In pre-production, I was able to get a skeleton crew. I had ten dancers come in and we parked some of our cars out in the parking lot and I started to create the phrases of movement that ultimately became that number. And it wasn't the kind of number you could just have 30 dancers dancing around—it had to be particular for the shot. I only had 30 dancers, but had to make it look like it was hundreds. Once we cast those 30, we had 3 days of rehearsal off-site.
What are the top three qualities you look for in dancers?
Number one: Be a smart dancer. Someone who can pick up choreography and make changes quickly, and can understand the big picture. Two: a great personality. You want someone who's fun to be around, because you end up spending a lot of time with people. I always look for a sense of humor, and a kind personality. Three: someone who has worked really hard at their craft. They don't necessarily need to be the best dancer in the room because I know they will work hard and stop at nothing to get it right.
What advice would you give to an aspiring choreographer?
Never get too invested in the steps. So much of choreography is collaboration. If I got upset about every step that got changed, I probably would've never made it past my first job. You need to have the ability to create quickly, enjoy the process and then let it go.
James Whiteside (Jayme Thornton for Dance Magazine)
Say you're perpetually impeccable designer Thom Browne. Say you're planning your Spring 2020 Paris menswear show along a "Versailles country club" theme. Say you want a world-class danseur to open the show with some kind of appropriately fabulous choreography.
Who do you call? James Whiteside, of course. On Saturday, the American Ballet Theatre principal—wearing pointe shoes and a glorious pinstriped tutu—kicked off Browne's presentation at the École des Beaux-Arts with a 15-minute, show-stealing solo. Whiteside choreographed the piece himself, with the help of detailed notes from the designer.
I'd been a professional dancer for five years when I realized the pain I'd been feeling in my hip and down my sciatic nerve was not going away. I had been treating it for two years as we dancers do—with regular visits to my masseuse, physical therapy, baths, ice and lots of Aleve—but I never stopped dancing. It finally dawned on me that if I kept going at the speed I was going (which was, well, speedy), the pain would only get more severe and unrelenting, and I might never dance again.
I told myself I'd take two months off, and all would be better.
That first morning when I woke up at 10 am, I had no idea what to do with myself.
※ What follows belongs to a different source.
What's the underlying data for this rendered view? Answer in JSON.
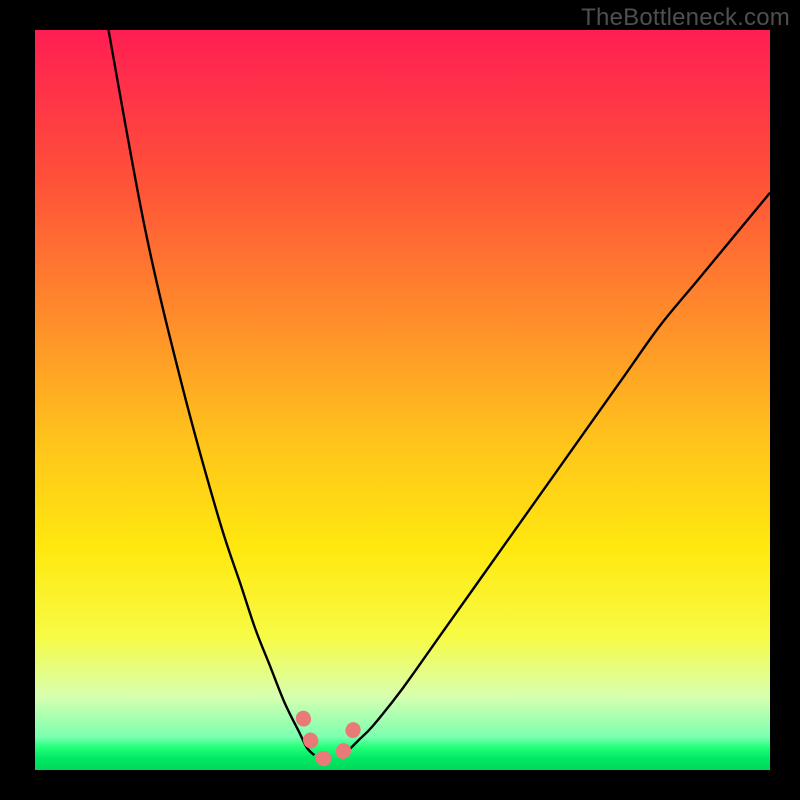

My life until that moment had been dictated by class and rehearsal, every hour accounted for. How should I fill the huge swath of time ahead of me?